As she speaks about her new line, Katrantzou describes it as a fix for many of luxury fashion’s ongoing problems. In being seasonless, it avoids the vicious markdown cycle that hurts retailers and designers alike. Because physical retail is closed and some buyers have canceled orders—Katrantzou presented this collection several months ago—she is foraying into direct-to-consumer e-commerce for the first time. And by launching this new line 10 years into her business, she has had the time to do it right, using almost 100% natural fibers (swimsuits come with a speck of Lycra) and extending her size range up to a US 20.
“A lot has happened since we designed Mary Mare,” Katrantzou says over the phone from her home in London. “But in a way, I feel it’s a solution to the problems that we’re facing now. All the conversations that I’ve been part of, at least, are very inspiring and celebrate fashion as a visionary industry that has to evolve and has to react and reflect the times.”
The line transforms Katrantzou’s signatures into easy, wearable pieces with a summertime edge. There are seashell print tees, tiered ruffle skirts with an all-over coral pattern, and pareos in Katranzou’s famous postage stamp print. “We started designing it straight after our 10 year anniversary, so the themes that are part of the first Mary Mare collection are things explored in our anniversary collection,” the designer says, singling out graphic prints as being of crucial importance to the collection. “After 10 years in fashion, you understand the identity of your brand, and you want the next 10 years to represent more.”

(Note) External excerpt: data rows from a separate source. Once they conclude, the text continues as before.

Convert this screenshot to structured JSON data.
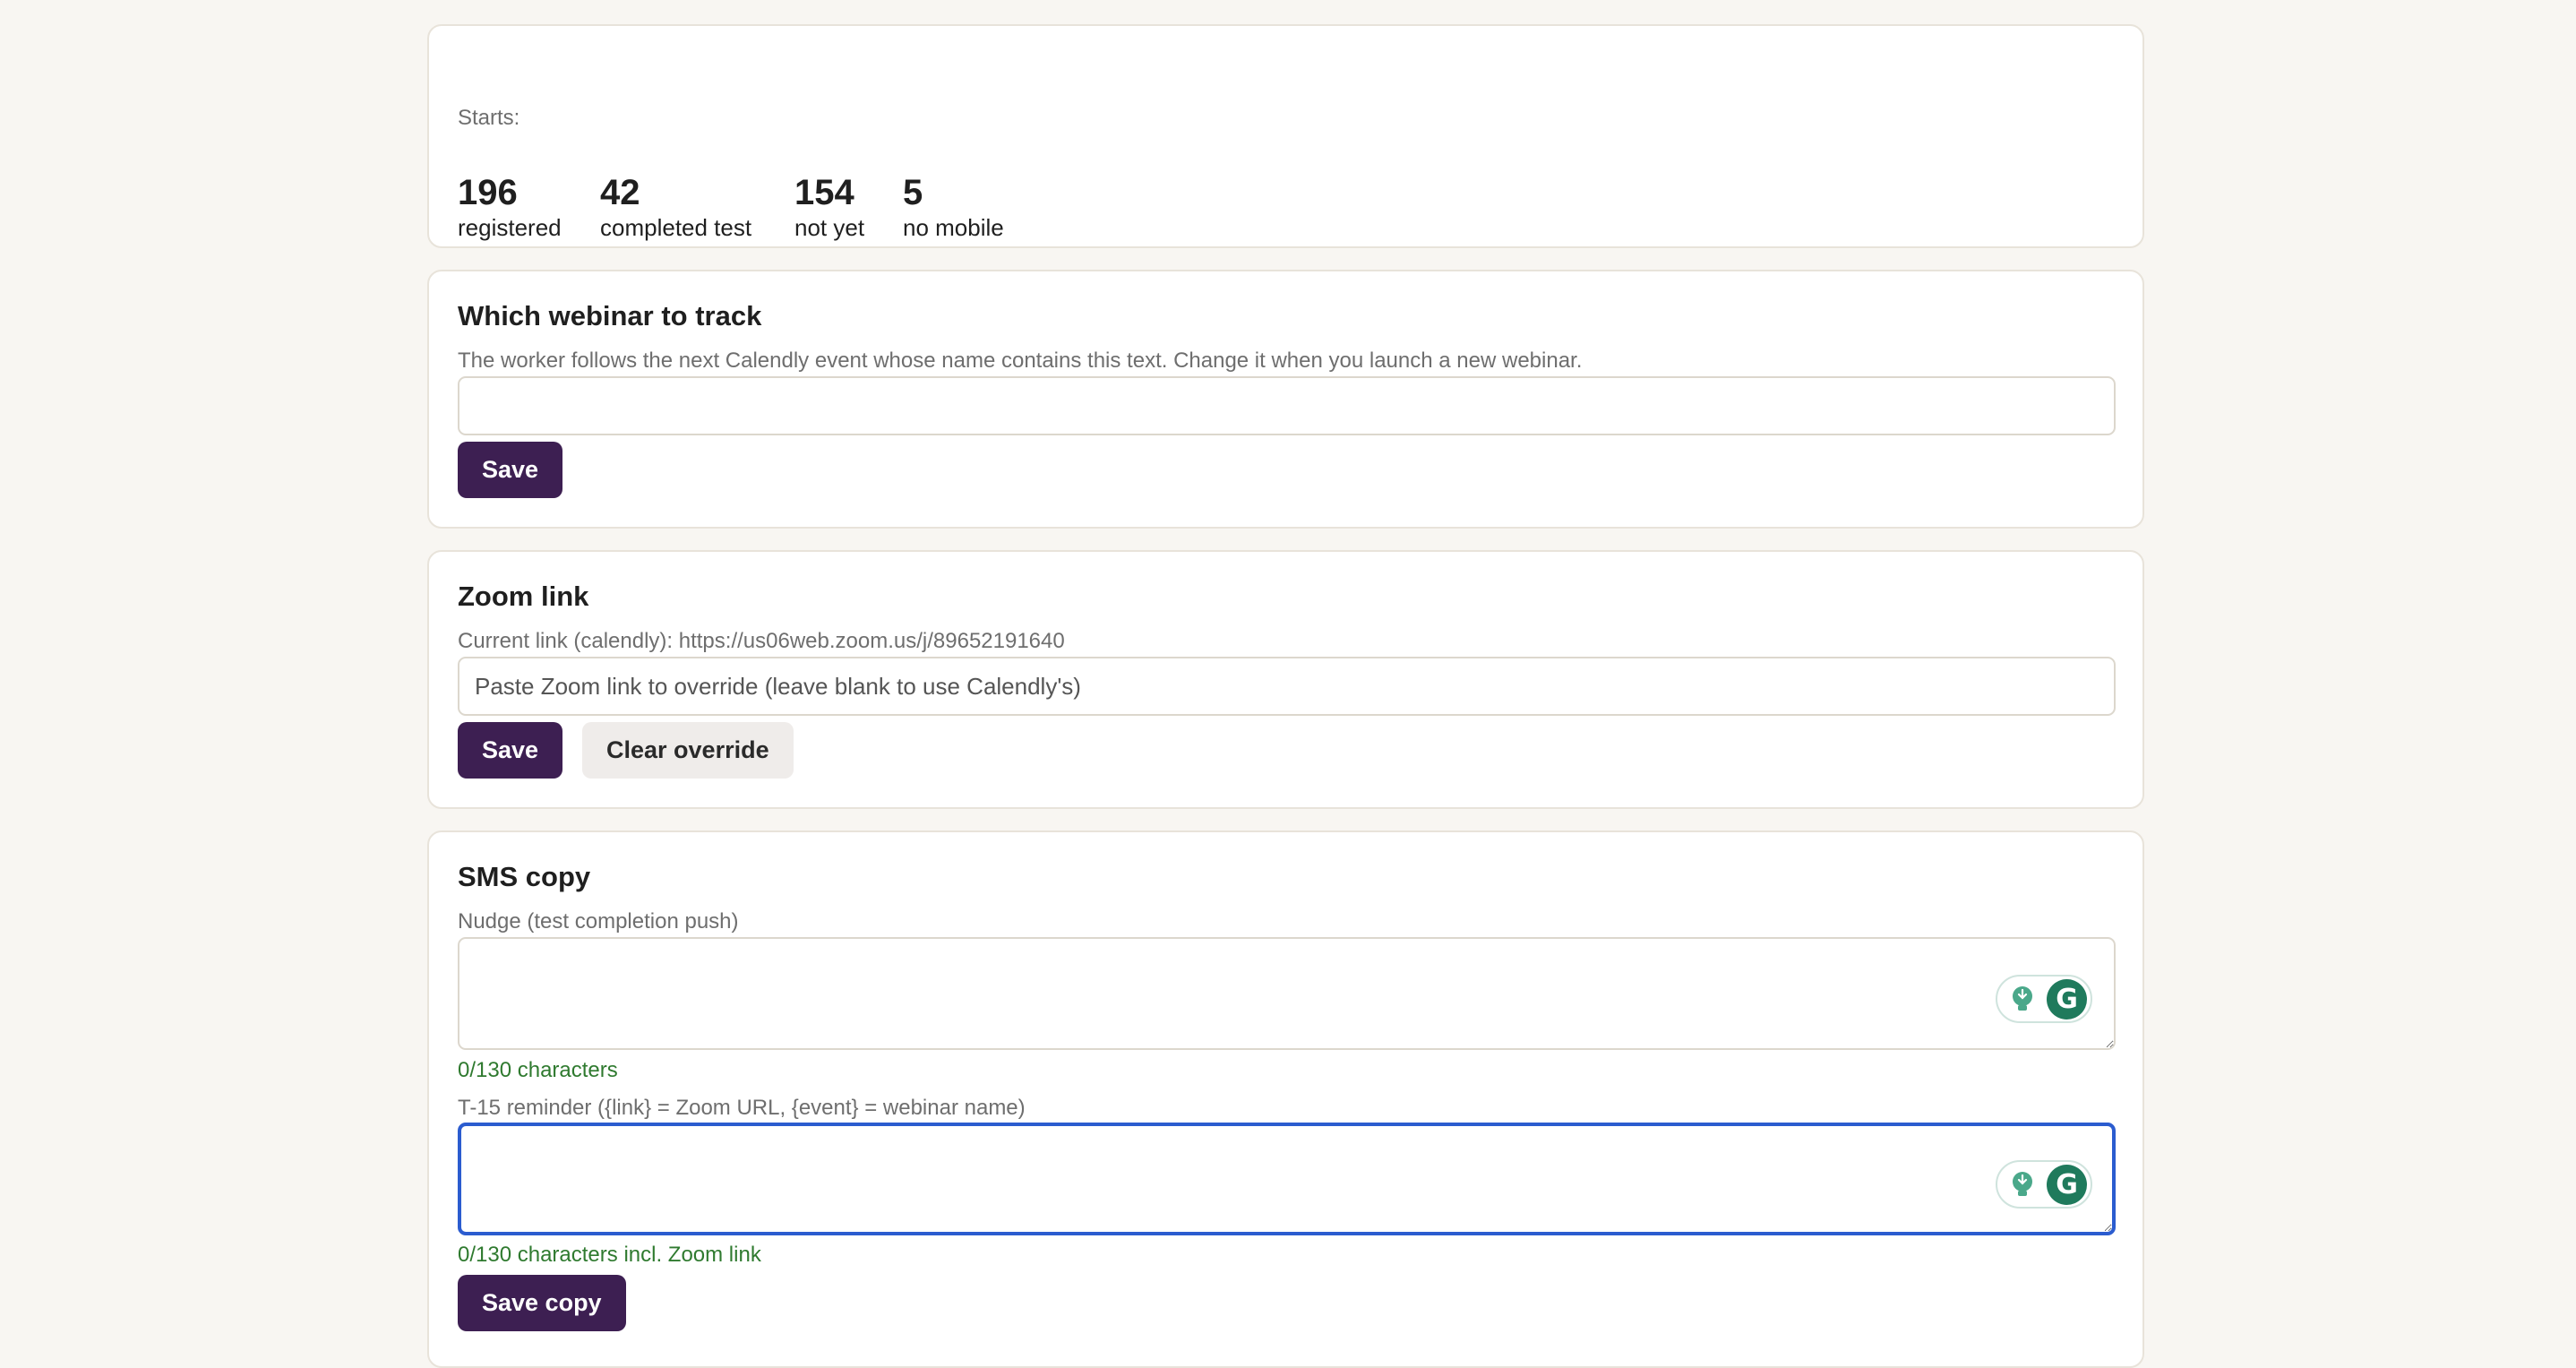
{
  "stats": {
    "starts_label": "Starts:",
    "items": [
      {
        "value": "196",
        "label": "registered"
      },
      {
        "value": "42",
        "label": "completed test"
      },
      {
        "value": "154",
        "label": "not yet"
      },
      {
        "value": "5",
        "label": "no mobile"
      }
    ]
  },
  "webinar": {
    "title": "Which webinar to track",
    "description": "The worker follows the next Calendly event whose name contains this text. Change it when you launch a new webinar.",
    "input_value": "",
    "save_label": "Save"
  },
  "zoom": {
    "title": "Zoom link",
    "current_link": "Current link (calendly): https://us06web.zoom.us/j/89652191640",
    "placeholder": "Paste Zoom link to override (leave blank to use Calendly's)",
    "save_label": "Save",
    "clear_label": "Clear override"
  },
  "sms": {
    "title": "SMS copy",
    "nudge_label": "Nudge (test completion push)",
    "nudge_value": "",
    "nudge_counter": "0/130 characters",
    "reminder_label": "T-15 reminder ({link} = Zoom URL, {event} = webinar name)",
    "reminder_value": "",
    "reminder_counter": "0/130 characters incl. Zoom link",
    "save_label": "Save copy"
  },
  "colors": {
    "primary_button": "#3d1f52",
    "focus_border": "#2b5ccf",
    "counter_text": "#2f7a2f",
    "assistant_icon": "#1f7a5c"
  },
  "icons": {
    "assistant_bulb": "lightbulb-icon",
    "assistant_logo": "grammarly-g-icon"
  }
}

When asked what she hopes for the future, Katrantzou says plainly, “That we survive this.” But with an agile business strategy that has eschewed the relentless-seeming fashion cycle, she is well-situated to make it through the pressures Covid-19 has put on the industry. Her most recent fashion show was in October 2019, totally off-calendar and held at the Temple of Poseidon in Sounio, Greece. For that show, she produced one-of-a-kind demi-couture pieces that have been sold as made-to-measure to clients.
Thinking about her off-calendar show and the stresses the coronavirus has put on the fashion industry, Katrantzou says, “I think I feel more open to change. We had already put a lot of thought into what we want our brand to be for the next 10 years—and that means keeping a very open mind in what you’re designing, and what is the demand and what is the desire out there.”
She’s well aware that right now might not seem like the time to be celebrating a holiday-themed collection—“We’re like, is it even relevant?”—but hopes that by launching, people will get a glimpse behind-the-scenes of the fashion industry. “In another way, I think doing this now is showing that we still are here, working from home, trying, and supporting all our partners. We’re giving ourselves the time to see what changes are coming.”
She continues, “I think as an independent designer—and I’m just talking about myself and not trying to speak for others, I think you feel that you’re maybe too small to make a difference—but I think what’s happening now is allowing our industry as a whole to make changes that should have happened already.”